Metromark® provide businesses with knowledge and insights in an international market for action-oriented strategies. Learn More ...

Improving Community Health

Hospitals have long been places people go when they are ill, going to have a baby, or to get a test.   

Not-for-profit hospitals, in order to keep that IRS status, have been required for the past few years to file a Community Health Needs Assessment (CHNA) every three years, along with a plan to address health needs, such as diabetes, high blood pressure, and obesity. 

Power of Perception

The problem with the nuclear power plants in Japan after a strong earthquake and the tsunami that followed is having an impact on not only the nuclear power industry but on the ability of our essential industries to have the confidence of the public, investors, employees and consumers.

The story is not about one industry where there are inherent dangers.  Nuclear power. Oil. Hospitals. Chemicals. Aviation. Pharmaceuticals.  All of these industries are inherently dangerous and often in the news when injuries and deaths occur.  All are full of risks. The dangers are mitigated by the professionals who work in these industries.  The safest of these industries is aviation.   

We have always known that the use of checklists in any industry is a sure way to reduce risks.  The use of checklists by pilots, mechanics, air traffic controllers, ground handlers, and flight attendants have contributed to an industry where risks are reduced and when something does go wrong there is a specified way to deal with the problem.  Pilots do not rely on memory. Experienced pilots rely on checklists just as do pilots in training.

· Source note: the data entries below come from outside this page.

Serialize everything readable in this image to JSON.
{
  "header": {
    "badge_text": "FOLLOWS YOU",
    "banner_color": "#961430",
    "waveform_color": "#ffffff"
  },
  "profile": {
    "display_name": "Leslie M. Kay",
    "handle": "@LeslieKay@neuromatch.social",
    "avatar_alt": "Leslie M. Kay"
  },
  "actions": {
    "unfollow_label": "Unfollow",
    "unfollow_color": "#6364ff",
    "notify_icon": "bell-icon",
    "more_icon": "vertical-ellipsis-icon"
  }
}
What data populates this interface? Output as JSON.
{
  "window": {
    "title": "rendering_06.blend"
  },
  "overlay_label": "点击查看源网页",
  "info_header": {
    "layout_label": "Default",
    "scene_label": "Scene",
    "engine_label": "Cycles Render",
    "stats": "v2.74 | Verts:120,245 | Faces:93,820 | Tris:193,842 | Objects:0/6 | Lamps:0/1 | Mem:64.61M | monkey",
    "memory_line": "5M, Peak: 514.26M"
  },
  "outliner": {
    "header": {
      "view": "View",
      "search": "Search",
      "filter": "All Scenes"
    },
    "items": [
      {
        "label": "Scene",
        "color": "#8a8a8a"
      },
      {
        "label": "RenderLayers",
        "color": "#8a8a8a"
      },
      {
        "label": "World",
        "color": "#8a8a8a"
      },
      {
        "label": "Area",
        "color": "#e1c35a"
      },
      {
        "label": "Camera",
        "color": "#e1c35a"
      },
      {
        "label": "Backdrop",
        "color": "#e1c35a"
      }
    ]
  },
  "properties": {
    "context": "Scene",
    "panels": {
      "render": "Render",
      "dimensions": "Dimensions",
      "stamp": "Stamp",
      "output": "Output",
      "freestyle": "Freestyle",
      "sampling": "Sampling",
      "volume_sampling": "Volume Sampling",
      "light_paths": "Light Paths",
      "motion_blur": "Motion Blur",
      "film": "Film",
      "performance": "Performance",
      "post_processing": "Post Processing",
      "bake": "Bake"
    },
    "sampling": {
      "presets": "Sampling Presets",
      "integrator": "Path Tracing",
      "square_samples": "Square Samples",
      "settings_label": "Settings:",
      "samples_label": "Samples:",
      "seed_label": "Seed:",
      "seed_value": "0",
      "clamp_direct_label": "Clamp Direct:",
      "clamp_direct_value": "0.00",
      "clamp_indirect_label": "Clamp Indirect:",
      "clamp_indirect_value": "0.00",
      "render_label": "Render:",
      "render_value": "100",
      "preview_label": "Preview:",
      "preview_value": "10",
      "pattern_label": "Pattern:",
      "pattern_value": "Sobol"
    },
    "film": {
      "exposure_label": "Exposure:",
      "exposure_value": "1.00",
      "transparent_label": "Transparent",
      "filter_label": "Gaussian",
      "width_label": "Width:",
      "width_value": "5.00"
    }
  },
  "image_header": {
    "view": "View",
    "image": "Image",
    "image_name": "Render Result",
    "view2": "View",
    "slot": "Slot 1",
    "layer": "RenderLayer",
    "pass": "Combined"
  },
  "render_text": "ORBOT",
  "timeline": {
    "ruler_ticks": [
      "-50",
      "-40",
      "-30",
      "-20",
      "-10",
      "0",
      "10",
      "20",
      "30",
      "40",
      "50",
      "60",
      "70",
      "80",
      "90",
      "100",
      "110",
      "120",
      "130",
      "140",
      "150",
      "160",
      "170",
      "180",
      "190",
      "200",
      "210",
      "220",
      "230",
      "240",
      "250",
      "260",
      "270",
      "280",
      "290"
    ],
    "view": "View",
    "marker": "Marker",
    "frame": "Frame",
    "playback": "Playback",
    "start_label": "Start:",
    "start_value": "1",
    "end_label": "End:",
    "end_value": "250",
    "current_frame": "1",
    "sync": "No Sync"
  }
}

The perception of the public has been that our essential industries are doing much more than they need to do to reduce risks to employees in that industry and to consumers.  But today, the public is more sceptical.  Nuclear plants cannot be controlled.  Drugs have unexpected side effects. Hospitals injure and kill patients.  Oil leaking from wells injures and kills wildlife and destroys ecosystems.  An aircraft skids off the runway.

We need to know what the perception is.  But more importantly, we need to know how to change that perception so that consumers have more confidence in an industry.

Healthcare Cost & Quality

Metromark is working on a study of healthcare costs and quality.   Costs can be based on commercial insurance, Medicare, Medicaid on a per-member basis.  Quality can be based on many measures such as patient satisfaction, process measures, and outcomes.

While the costs are fairly straightforward to quantify, quality is not.   Insurers are very good at capturing costs, but are not always explicit on agreeing on quality measures.  One quality measure may be whether, for example, a patient dies within 30 days of a procedure.   That's mortality.  Not the most comforting measure when patients are trying to evaluate hospital or physician quality.  Another measure might be whether the patient had an unexpected event, such as an infection or a return to surgery.  

We're looking at some specific cost measures now.  We would like to get feed back from you and others on what you consider to be the best measures of quality.  Let us know. Email us.